▸ YOUR INSTRUCTIONS
The expected answer comprises all lines from the entries that contain the string "Sign".

[Records from a dataset]

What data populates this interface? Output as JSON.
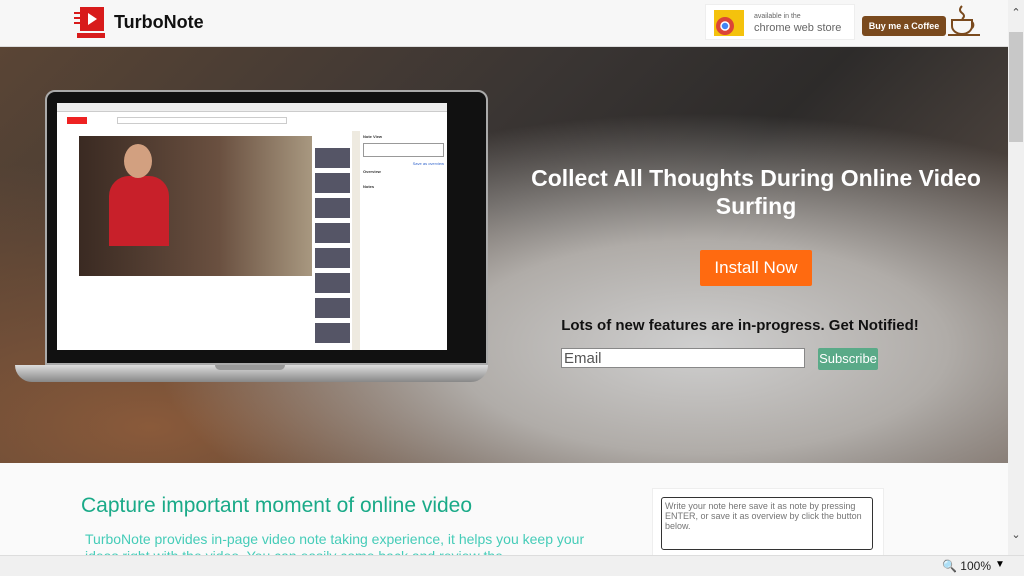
{
  "header": {
    "brand": "TurboNote",
    "logo_text": "TURBONOTE",
    "chrome_store": {
      "line1": "available in the",
      "line2": "chrome web store"
    },
    "coffee_label": "Buy me a Coffee"
  },
  "hero": {
    "title": "Collect All Thoughts During Online Video Surfing",
    "install_label": "Install Now",
    "notify_text": "Lots of new features are in-progress. Get Notified!",
    "email_placeholder": "Email",
    "subscribe_label": "Subscribe",
    "screenshot": {
      "note_view_title": "Note View",
      "save_overview": "Save as overview",
      "overview_label": "Overview",
      "notes_label": "Notes"
    }
  },
  "feature": {
    "heading": "Capture important moment of online video",
    "paragraph": "TurboNote provides in-page video note taking experience, it helps you keep your ideas right with the video. You can easily come back and review the",
    "note_placeholder": "Write your note here save it as note by pressing ENTER, or save it as overview by click the button below."
  },
  "status": {
    "zoom": "100%"
  },
  "colors": {
    "accent": "#ff6a10",
    "teal": "#1aaa88",
    "subscribe": "#5aaa88",
    "coffee": "#7a4a1e"
  }
}
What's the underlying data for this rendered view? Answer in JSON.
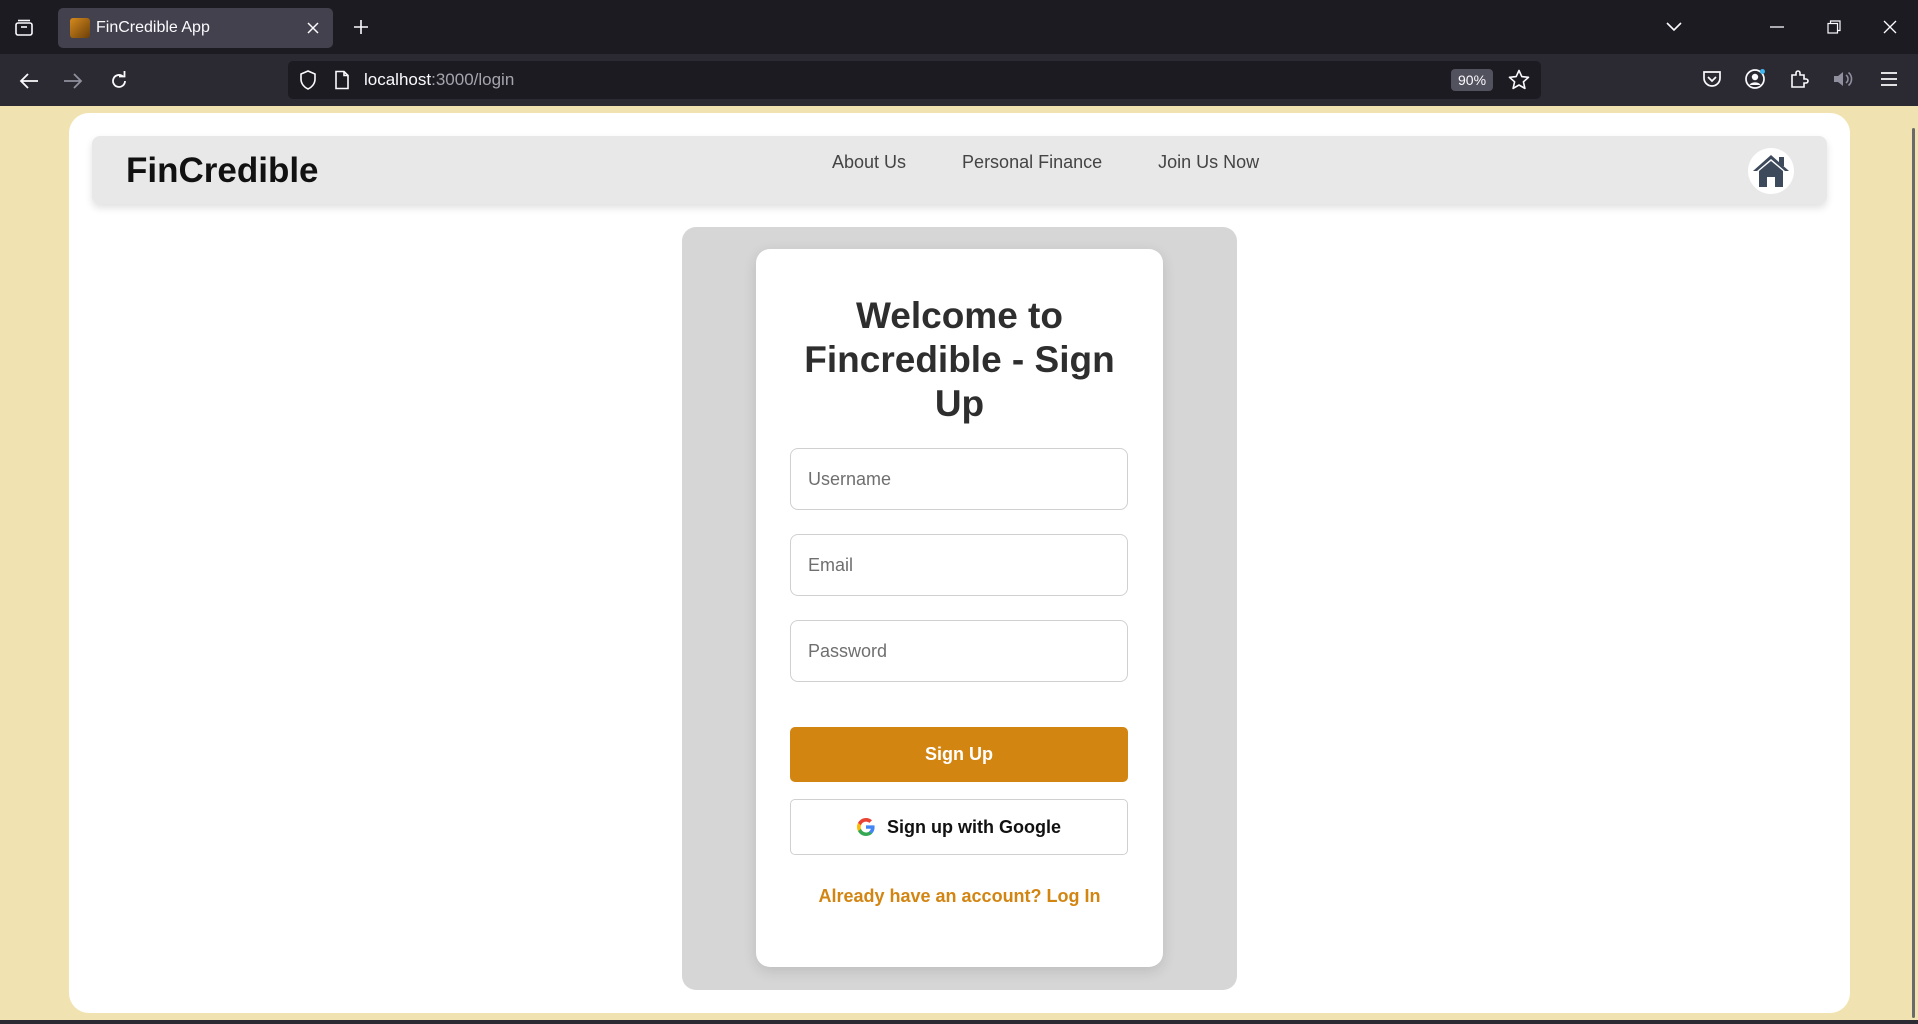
{
  "browser": {
    "tab_title": "FinCredible App",
    "url_host": "localhost",
    "url_rest": ":3000/login",
    "zoom": "90%"
  },
  "header": {
    "brand": "FinCredible",
    "nav": [
      "About Us",
      "Personal Finance",
      "Join Us Now"
    ]
  },
  "form": {
    "title": "Welcome to Fincredible - Sign Up",
    "username_placeholder": "Username",
    "email_placeholder": "Email",
    "password_placeholder": "Password",
    "signup_label": "Sign Up",
    "google_label": "Sign up with Google",
    "login_link": "Already have an account? Log In"
  },
  "colors": {
    "accent": "#d38512",
    "page_bg": "#f1e3b1"
  }
}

▸ SOLUTION FOR THIS PROBLEM
    "title": "Welcome to Fincredible - Sign Up",
    "signup_label": "Sign Up",
    "google_label": "Sign up with Google",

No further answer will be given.